Directions for this task ▸ Go through the listing below and reproduce it word for word.

(Beginning of Input)

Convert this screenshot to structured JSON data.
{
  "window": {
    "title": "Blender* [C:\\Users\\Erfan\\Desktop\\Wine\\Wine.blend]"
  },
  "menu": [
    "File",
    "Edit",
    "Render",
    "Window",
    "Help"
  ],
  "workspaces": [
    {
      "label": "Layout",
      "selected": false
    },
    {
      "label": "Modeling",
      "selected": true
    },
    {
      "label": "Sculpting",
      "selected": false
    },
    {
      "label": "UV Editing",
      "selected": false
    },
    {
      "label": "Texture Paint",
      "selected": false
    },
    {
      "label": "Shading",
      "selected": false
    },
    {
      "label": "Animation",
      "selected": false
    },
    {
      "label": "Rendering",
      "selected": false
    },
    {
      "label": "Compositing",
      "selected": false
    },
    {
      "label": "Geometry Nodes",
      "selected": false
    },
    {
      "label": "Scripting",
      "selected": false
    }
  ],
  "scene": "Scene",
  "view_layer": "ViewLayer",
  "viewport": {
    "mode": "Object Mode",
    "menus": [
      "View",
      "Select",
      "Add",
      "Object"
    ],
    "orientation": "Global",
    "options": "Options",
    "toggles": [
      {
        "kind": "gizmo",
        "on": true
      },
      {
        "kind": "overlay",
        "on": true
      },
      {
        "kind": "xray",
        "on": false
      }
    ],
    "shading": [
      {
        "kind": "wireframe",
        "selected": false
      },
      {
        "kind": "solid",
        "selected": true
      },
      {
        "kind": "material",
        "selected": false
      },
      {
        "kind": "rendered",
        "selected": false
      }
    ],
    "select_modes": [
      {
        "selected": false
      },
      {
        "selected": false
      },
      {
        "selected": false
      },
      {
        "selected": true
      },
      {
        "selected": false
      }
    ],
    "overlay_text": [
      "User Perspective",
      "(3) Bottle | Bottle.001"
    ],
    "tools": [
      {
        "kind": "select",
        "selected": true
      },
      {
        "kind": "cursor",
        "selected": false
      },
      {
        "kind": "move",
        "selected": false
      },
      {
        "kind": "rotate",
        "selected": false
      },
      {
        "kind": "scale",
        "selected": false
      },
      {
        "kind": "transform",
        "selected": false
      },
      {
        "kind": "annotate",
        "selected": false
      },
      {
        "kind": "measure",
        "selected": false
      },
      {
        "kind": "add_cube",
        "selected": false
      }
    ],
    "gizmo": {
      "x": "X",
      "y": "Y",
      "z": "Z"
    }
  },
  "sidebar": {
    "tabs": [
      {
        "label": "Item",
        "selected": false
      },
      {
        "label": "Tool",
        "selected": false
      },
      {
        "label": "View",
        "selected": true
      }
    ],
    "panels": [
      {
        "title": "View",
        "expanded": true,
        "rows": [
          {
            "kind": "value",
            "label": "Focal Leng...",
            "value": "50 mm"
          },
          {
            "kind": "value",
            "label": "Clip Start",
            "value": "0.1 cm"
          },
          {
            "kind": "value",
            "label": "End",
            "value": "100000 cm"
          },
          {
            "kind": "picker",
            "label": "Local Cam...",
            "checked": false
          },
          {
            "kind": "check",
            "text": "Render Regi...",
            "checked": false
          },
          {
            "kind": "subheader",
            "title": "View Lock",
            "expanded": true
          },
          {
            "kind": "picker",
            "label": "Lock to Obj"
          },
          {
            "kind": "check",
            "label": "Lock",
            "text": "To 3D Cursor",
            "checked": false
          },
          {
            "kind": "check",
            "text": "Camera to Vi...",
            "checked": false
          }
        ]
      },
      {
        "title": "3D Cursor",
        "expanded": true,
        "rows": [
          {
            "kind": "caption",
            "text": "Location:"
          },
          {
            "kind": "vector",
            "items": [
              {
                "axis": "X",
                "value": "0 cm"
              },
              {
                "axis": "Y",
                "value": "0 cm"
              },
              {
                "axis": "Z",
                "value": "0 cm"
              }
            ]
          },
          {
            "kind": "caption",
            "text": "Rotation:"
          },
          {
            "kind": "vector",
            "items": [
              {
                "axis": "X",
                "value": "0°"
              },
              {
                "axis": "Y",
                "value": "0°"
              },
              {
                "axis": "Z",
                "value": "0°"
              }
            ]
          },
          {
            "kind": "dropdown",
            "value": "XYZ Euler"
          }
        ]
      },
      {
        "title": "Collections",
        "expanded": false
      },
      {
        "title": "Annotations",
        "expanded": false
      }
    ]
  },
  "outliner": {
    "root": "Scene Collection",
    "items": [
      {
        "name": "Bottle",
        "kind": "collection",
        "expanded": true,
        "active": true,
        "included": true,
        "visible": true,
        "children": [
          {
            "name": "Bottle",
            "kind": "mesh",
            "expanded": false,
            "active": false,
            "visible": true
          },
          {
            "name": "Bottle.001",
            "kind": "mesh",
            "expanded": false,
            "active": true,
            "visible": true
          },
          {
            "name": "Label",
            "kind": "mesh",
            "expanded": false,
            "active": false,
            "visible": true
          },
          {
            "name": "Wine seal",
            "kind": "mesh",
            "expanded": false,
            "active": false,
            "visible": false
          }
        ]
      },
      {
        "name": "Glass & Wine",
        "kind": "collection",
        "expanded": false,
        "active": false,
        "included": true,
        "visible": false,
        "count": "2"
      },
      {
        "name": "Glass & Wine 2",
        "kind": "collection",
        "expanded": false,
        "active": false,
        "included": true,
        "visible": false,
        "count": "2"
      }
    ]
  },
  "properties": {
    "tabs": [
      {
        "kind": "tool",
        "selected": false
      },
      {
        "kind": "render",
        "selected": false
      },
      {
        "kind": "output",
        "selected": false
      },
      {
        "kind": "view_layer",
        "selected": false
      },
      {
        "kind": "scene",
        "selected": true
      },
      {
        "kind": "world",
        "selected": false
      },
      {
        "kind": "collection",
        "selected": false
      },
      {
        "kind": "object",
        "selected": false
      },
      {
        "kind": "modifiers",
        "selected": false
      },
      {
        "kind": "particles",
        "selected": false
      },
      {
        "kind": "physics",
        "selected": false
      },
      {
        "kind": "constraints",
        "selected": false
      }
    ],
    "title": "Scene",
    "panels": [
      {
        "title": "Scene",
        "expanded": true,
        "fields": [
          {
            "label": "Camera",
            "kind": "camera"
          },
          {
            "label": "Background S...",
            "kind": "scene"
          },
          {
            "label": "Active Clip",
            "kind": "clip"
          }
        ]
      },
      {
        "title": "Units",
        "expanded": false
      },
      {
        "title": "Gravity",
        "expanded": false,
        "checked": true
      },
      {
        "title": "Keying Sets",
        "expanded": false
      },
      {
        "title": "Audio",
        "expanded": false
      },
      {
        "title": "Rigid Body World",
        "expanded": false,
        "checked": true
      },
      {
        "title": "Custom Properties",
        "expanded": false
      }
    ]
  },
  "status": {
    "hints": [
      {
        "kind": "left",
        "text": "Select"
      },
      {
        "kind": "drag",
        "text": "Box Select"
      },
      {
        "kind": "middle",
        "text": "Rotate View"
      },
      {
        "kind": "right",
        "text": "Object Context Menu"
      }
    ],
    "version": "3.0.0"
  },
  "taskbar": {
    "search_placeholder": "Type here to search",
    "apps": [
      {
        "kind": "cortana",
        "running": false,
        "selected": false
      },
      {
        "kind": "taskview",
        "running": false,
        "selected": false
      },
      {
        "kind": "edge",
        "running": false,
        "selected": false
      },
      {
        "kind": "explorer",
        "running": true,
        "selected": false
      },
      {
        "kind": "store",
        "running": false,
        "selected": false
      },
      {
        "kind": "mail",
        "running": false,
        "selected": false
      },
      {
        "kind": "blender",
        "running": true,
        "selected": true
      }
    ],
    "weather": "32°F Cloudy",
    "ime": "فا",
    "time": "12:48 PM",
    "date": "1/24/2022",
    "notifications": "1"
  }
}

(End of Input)

Result for this exercise ▸
Convert this screenshot to structured JSON data.
{
  "window": {
    "title": "Blender* [C:\\Users\\Erfan\\Desktop\\Wine\\Wine.blend]"
  },
  "menu": [
    "File",
    "Edit",
    "Render",
    "Window",
    "Help"
  ],
  "workspaces": [
    {
      "label": "Layout",
      "selected": false
    },
    {
      "label": "Modeling",
      "selected": true
    },
    {
      "label": "Sculpting",
      "selected": false
    },
    {
      "label": "UV Editing",
      "selected": false
    },
    {
      "label": "Texture Paint",
      "selected": false
    },
    {
      "label": "Shading",
      "selected": false
    },
    {
      "label": "Animation",
      "selected": false
    },
    {
      "label": "Rendering",
      "selected": false
    },
    {
      "label": "Compositing",
      "selected": false
    },
    {
      "label": "Geometry Nodes",
      "selected": false
    },
    {
      "label": "Scripting",
      "selected": false
    }
  ],
  "scene": "Scene",
  "view_layer": "ViewLayer",
  "viewport": {
    "mode": "Object Mode",
    "menus": [
      "View",
      "Select",
      "Add",
      "Object"
    ],
    "orientation": "Global",
    "options": "Options",
    "toggles": [
      {
        "kind": "gizmo",
        "on": true
      },
      {
        "kind": "overlay",
        "on": true
      },
      {
        "kind": "xray",
        "on": false
      }
    ],
    "shading": [
      {
        "kind": "wireframe",
        "selected": false
      },
      {
        "kind": "solid",
        "selected": true
      },
      {
        "kind": "material",
        "selected": false
      },
      {
        "kind": "rendered",
        "selected": false
      }
    ],
    "select_modes": [
      {
        "selected": false
      },
      {
        "selected": false
      },
      {
        "selected": false
      },
      {
        "selected": true
      },
      {
        "selected": false
      }
    ],
    "overlay_text": [
      "User Perspective",
      "(3) Bottle | Bottle.001"
    ],
    "tools": [
      {
        "kind": "select",
        "selected": true
      },
      {
        "kind": "cursor",
        "selected": false
      },
      {
        "kind": "move",
        "selected": false
      },
      {
        "kind": "rotate",
        "selected": false
      },
      {
        "kind": "scale",
        "selected": false
      },
      {
        "kind": "transform",
        "selected": false
      },
      {
        "kind": "annotate",
        "selected": false
      },
      {
        "kind": "measure",
        "selected": false
      },
      {
        "kind": "add_cube",
        "selected": false
      }
    ],
    "gizmo": {
      "x": "X",
      "y": "Y",
      "z": "Z"
    }
  },
  "sidebar": {
    "tabs": [
      {
        "label": "Item",
        "selected": false
      },
      {
        "label": "Tool",
        "selected": false
      },
      {
        "label": "View",
        "selected": true
      }
    ],
    "panels": [
      {
        "title": "View",
        "expanded": true,
        "rows": [
          {
            "kind": "value",
            "label": "Focal Leng...",
            "value": "50 mm"
          },
          {
            "kind": "value",
            "label": "Clip Start",
            "value": "0.1 cm"
          },
          {
            "kind": "value",
            "label": "End",
            "value": "100000 cm"
          },
          {
            "kind": "picker",
            "label": "Local Cam...",
            "checked": false
          },
          {
            "kind": "check",
            "text": "Render Regi...",
            "checked": false
          },
          {
            "kind": "subheader",
            "title": "View Lock",
            "expanded": true
          },
          {
            "kind": "picker",
            "label": "Lock to Obj"
          },
          {
            "kind": "check",
            "label": "Lock",
            "text": "To 3D Cursor",
            "checked": false
          },
          {
            "kind": "check",
            "text": "Camera to Vi...",
            "checked": false
          }
        ]
      },
      {
        "title": "3D Cursor",
        "expanded": true,
        "rows": [
          {
            "kind": "caption",
            "text": "Location:"
          },
          {
            "kind": "vector",
            "items": [
              {
                "axis": "X",
                "value": "0 cm"
              },
              {
                "axis": "Y",
                "value": "0 cm"
              },
              {
                "axis": "Z",
                "value": "0 cm"
              }
            ]
          },
          {
            "kind": "caption",
            "text": "Rotation:"
          },
          {
            "kind": "vector",
            "items": [
              {
                "axis": "X",
                "value": "0°"
              },
              {
                "axis": "Y",
                "value": "0°"
              },
              {
                "axis": "Z",
                "value": "0°"
              }
            ]
          },
          {
            "kind": "dropdown",
            "value": "XYZ Euler"
          }
        ]
      },
      {
        "title": "Collections",
        "expanded": false
      },
      {
        "title": "Annotations",
        "expanded": false
      }
    ]
  },
  "outliner": {
    "root": "Scene Collection",
    "items": [
      {
        "name": "Bottle",
        "kind": "collection",
        "expanded": true,
        "active": true,
        "included": true,
        "visible": true,
        "children": [
          {
            "name": "Bottle",
            "kind": "mesh",
            "expanded": false,
            "active": false,
            "visible": true
          },
          {
            "name": "Bottle.001",
            "kind": "mesh",
            "expanded": false,
            "active": true,
            "visible": true
          },
          {
            "name": "Label",
            "kind": "mesh",
            "expanded": false,
            "active": false,
            "visible": true
          },
          {
            "name": "Wine seal",
            "kind": "mesh",
            "expanded": false,
            "active": false,
            "visible": false
          }
        ]
      },
      {
        "name": "Glass & Wine",
        "kind": "collection",
        "expanded": false,
        "active": false,
        "included": true,
        "visible": false,
        "count": "2"
      },
      {
        "name": "Glass & Wine 2",
        "kind": "collection",
        "expanded": false,
        "active": false,
        "included": true,
        "visible": false,
        "count": "2"
      }
    ]
  },
  "properties": {
    "tabs": [
      {
        "kind": "tool",
        "selected": false
      },
      {
        "kind": "render",
        "selected": false
      },
      {
        "kind": "output",
        "selected": false
      },
      {
        "kind": "view_layer",
        "selected": false
      },
      {
        "kind": "scene",
        "selected": true
      },
      {
        "kind": "world",
        "selected": false
      },
      {
        "kind": "collection",
        "selected": false
      },
      {
        "kind": "object",
        "selected": false
      },
      {
        "kind": "modifiers",
        "selected": false
      },
      {
        "kind": "particles",
        "selected": false
      },
      {
        "kind": "physics",
        "selected": false
      },
      {
        "kind": "constraints",
        "selected": false
      }
    ],
    "title": "Scene",
    "panels": [
      {
        "title": "Scene",
        "expanded": true,
        "fields": [
          {
            "label": "Camera",
            "kind": "camera"
          },
          {
            "label": "Background S...",
            "kind": "scene"
          },
          {
            "label": "Active Clip",
            "kind": "clip"
          }
        ]
      },
      {
        "title": "Units",
        "expanded": false
      },
      {
        "title": "Gravity",
        "expanded": false,
        "checked": true
      },
      {
        "title": "Keying Sets",
        "expanded": false
      },
      {
        "title": "Audio",
        "expanded": false
      },
      {
        "title": "Rigid Body World",
        "expanded": false,
        "checked": true
      },
      {
        "title": "Custom Properties",
        "expanded": false
      }
    ]
  },
  "status": {
    "hints": [
      {
        "kind": "left",
        "text": "Select"
      },
      {
        "kind": "drag",
        "text": "Box Select"
      },
      {
        "kind": "middle",
        "text": "Rotate View"
      },
      {
        "kind": "right",
        "text": "Object Context Menu"
      }
    ],
    "version": "3.0.0"
  },
  "taskbar": {
    "search_placeholder": "Type here to search",
    "apps": [
      {
        "kind": "cortana",
        "running": false,
        "selected": false
      },
      {
        "kind": "taskview",
        "running": false,
        "selected": false
      },
      {
        "kind": "edge",
        "running": false,
        "selected": false
      },
      {
        "kind": "explorer",
        "running": true,
        "selected": false
      },
      {
        "kind": "store",
        "running": false,
        "selected": false
      },
      {
        "kind": "mail",
        "running": false,
        "selected": false
      },
      {
        "kind": "blender",
        "running": true,
        "selected": true
      }
    ],
    "weather": "32°F Cloudy",
    "ime": "فا",
    "time": "12:48 PM",
    "date": "1/24/2022",
    "notifications": "1"
  }
}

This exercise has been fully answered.